GM sees even more options for the new alliance with AT&T. Having a high-speed, two-way line of communications with virtually every 2015 model and beyond could simplify vehicle maintenance, especially when it comes to the software-based control systems that are now found on every modern automobile.
[Related: GM Gets Siri-ous]
“We will literally start downloading maintenance and updates on equipment (in) vehicles that we used to have to bring in,” GM CEO Dan Akerson said during a conference call with company employees last year.
While today’s announcement focuses on vehicles that will be sold in the U.S. and Canada, the world’s second-largest automaker says it will look to offer similar services in other parts of the world, such as in Europe through its Opel and Vauxhall brands.
Tuesday, January 08, 2013
By Daniel P. Tucker : Associate Producer, WNYC News
Parts of Chelsea and the Meatpacking District are now the largest outdoor public Wi-Fi zone in the city thanks to Google and the Chelsea Improvement Company.
Monday, June 25, 2012
By Daniel P. Tucker : Associate Producer, WNYC News
Six subway stations in Manhattan's Chelsea neighborhood now have free Wi-Fi as part of a program bringing cell phone, data and Internet access to 36 stations by the end of 2012.
Wednesday, September 14, 2011
For some Americans, WIFI is more than just an annoyance — it's a source of health problems.
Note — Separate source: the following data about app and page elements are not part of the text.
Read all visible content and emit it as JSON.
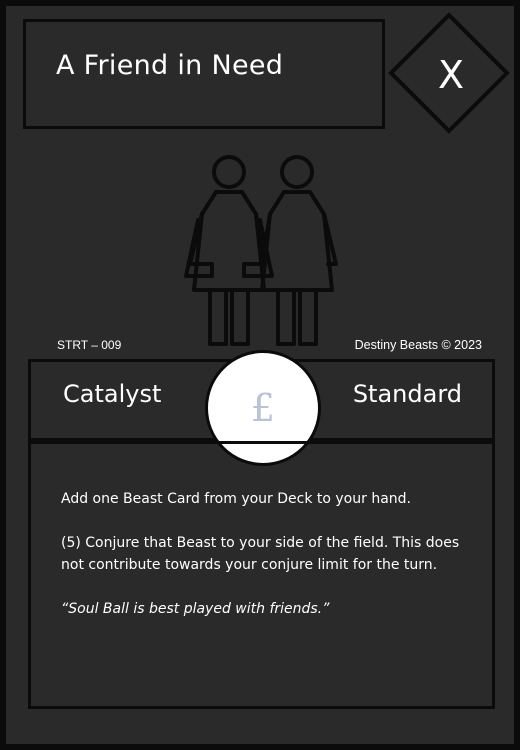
{
  "card": {
    "title": "A Friend in Need",
    "element_symbol": "X",
    "art_icon": "two-women-icon",
    "set_code": "STRT – 009",
    "copyright": "Destiny Beasts © 2023",
    "type": "Catalyst",
    "rarity": "Standard",
    "cost_symbol": "£",
    "effects": [
      "Add one Beast Card from your Deck to your hand.",
      "(5) Conjure that Beast to your side of the field. This does not contribute towards your conjure limit for the turn."
    ],
    "flavor_text": "“Soul Ball is best played with friends.”"
  },
  "colors": {
    "card_background": "#2a2a2a",
    "border": "#0b0b0b",
    "text": "#ffffff",
    "cost_circle": "#ffffff",
    "cost_symbol": "#b9c3d4"
  }
}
Electromagnetic hypersensitivity is a term for a range of symptoms that sufferers feel when they are exposed to electromagnetic fields, including acute headaches, skin irritation and chronic pain. It’s as if they are allergic to wireless technology. For some, the only solution has been to move to the U.S. Radio Quiet Zone in West Virginia, where no WIFI signal is allowed because it interferes with radio telescopes in the area.
TN Moving Stories: Student Athletes WON'T have to pay up, self-service airport scanners, and cell service to hit NYC subways.
Friday, July 30, 2010
Oregon transit takes away parking spaces from crowded park and ride garage -- and puts in 74 biking parking spots. Look at it this way, officials say: you haven't lost eight spots --you've gained 74 bike spots! (Oregon live)
Los Angeles Schools Chief, in reversal, says school athletes will NOT have to pay $24 towards transportation to sporting events. He'll find "other financial options" to foot the $650,000 bill. Good luck! (Los Angeles Times)
LaHood, Wisconisin Governor Doyle, get ready for "big announcement" on High Speed Rail Thursday. (Business Week).
The phone will be ringing off the hook: New York subway tunnels will also get wifi. (New York Daily News)
Self service "subway-style" scanners being tested at Houston airport. Bloomberg
Suburban Nassau county sues NYC MTA for bus funding. MTA says Nassau has been a deadbeat for a decade, Nassau says too bad, we're broke! Buses could go private. (Long Island Press)
And crosswalks lights from around the world art installation graces Lower Manhattan construction zone: (jaunted.com)